Random Forest randomly divides the training data into different sets and a simple decision tree is trained with each set. Each individual tree generates a single prediction, which are then averaged for the result.
We have trained a neural network as a base learner, more precisely a multilayer perceptron with multiple layers, for a few epochs on a similar learning task, such as a classification of whether the pump is cheap or expensive. As output, we used the penultimate layer, which provides us with the necessary features for training the meta learner.
The obtained features thus encode information about the feature to be predicted – in this case the price – and an optimization with respect to computation time or memory requirements can also be performed, e.g., in the form of a smaller model.
With the features from the base learner, we evaluated different meta learners. We optimized the MSE (Mean Square Deviation) and MAE (Mean Absolute Deviation) from the prediction to the price. A random forest performed best, which also yields good results in terms of resource requirements.
An important task when AI methods are implemented in a company is the trust in the system. To counter this circumstance, for example, the uncertainty of a prediction can be pointed out for different models, so that for individual cases a manual check is done downstream to avoid a serious error. We include prediction intervals in the prices in order to increase the acceptance of the users into the system and to avoid errors as much as possible.

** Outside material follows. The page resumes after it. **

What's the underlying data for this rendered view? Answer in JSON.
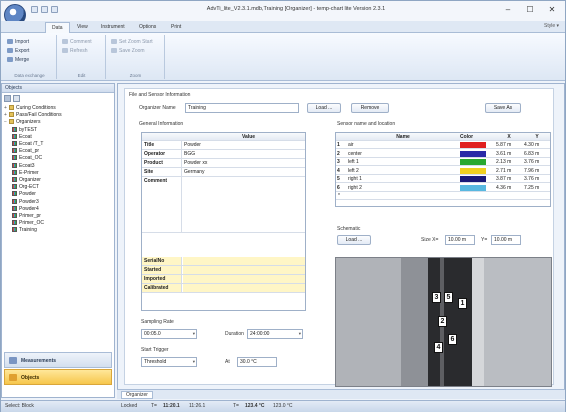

With the presented method, we have developed a procedure that can provide companies with an important speed advantage. Where previously the missing features had to be selected by employees to determine the desired feature, this can now be done within seconds after the customers have expressed their wishes. In addition, we gain insight into how far the selected customer characteristics affect the result. For example, we get information on the consequences of the engine selection on the pricing. If these effects correspond to the knowledge of the experts, this can also increase confidence in the model.